Fast forward to 2007 when Tony Hayward took over as CEO. He spoke openly about transforming BP’s culture to one that was less risk adverse. Too many people were making too many decisions that he felt were leading to extreme cautiousness. “Assurance is killing us” he told staff in 2007.
The accidents started in the mid 2000’s. First was an oil refinery explosion that killed 15 people and injured 180. The second was a major oil spill in Alaska Prudhoe Bay spilling more than 200,000 gallons of oil into the bay due to poor pipeline maintenance. Despite strong criticism in a report written for congress outlining BP’s focus on performance over safety, BP stayed the course.
The BP Oil disaster in the Gulf of Mexico can’t be blamed on one single mistake. It can be said that the numerous safeguards considered best practices in the oil drilling industry were consistently ignored.
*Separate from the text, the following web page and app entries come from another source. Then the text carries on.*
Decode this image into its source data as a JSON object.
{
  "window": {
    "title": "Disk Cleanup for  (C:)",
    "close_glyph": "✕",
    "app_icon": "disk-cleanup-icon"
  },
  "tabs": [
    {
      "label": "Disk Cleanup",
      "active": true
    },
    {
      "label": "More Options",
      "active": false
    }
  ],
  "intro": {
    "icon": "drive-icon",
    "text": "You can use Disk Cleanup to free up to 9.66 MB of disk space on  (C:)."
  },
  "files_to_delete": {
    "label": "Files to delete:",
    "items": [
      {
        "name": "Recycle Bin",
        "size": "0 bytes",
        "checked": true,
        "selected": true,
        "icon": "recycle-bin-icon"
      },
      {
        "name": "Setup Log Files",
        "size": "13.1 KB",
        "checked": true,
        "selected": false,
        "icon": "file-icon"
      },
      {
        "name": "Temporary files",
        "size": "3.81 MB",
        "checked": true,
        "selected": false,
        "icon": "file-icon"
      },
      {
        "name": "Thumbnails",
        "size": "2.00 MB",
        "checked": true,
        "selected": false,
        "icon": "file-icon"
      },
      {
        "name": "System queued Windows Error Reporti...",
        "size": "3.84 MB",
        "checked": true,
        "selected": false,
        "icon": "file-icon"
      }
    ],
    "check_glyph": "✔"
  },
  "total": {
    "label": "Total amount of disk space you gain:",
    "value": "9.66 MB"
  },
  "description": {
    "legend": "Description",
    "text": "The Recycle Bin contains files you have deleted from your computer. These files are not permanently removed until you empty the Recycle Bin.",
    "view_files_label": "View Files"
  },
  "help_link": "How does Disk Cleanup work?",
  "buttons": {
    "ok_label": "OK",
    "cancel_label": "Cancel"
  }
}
Poor decisions included: saving money by running an extra-long casing rather than short sections which can better control gas, saving time by not circulating the drilling fluid to see if gas was present, choosing not to wait for the extra centralizers needed on the casing that would ensure a better cement seal. And the list goes on.
BP’s “Asset Federation” pushed risk where it didn’t belong and inadvertently rewarded corner cutting without a real understanding of the possible consequences. Incentives are powerful drivers of strategy but in the wrong places they can cause disaster. As you develop your strategies for 2015 and beyond consider the role that incentives play and make sure they are driving the desired behavior!
1. Christina Ingersoll, Richard M. Locke, Cate Reavis, “BP and the Deepwater Horizon Disaster of 2010” MIT Sloan School of Management, Sept. 13, 2011.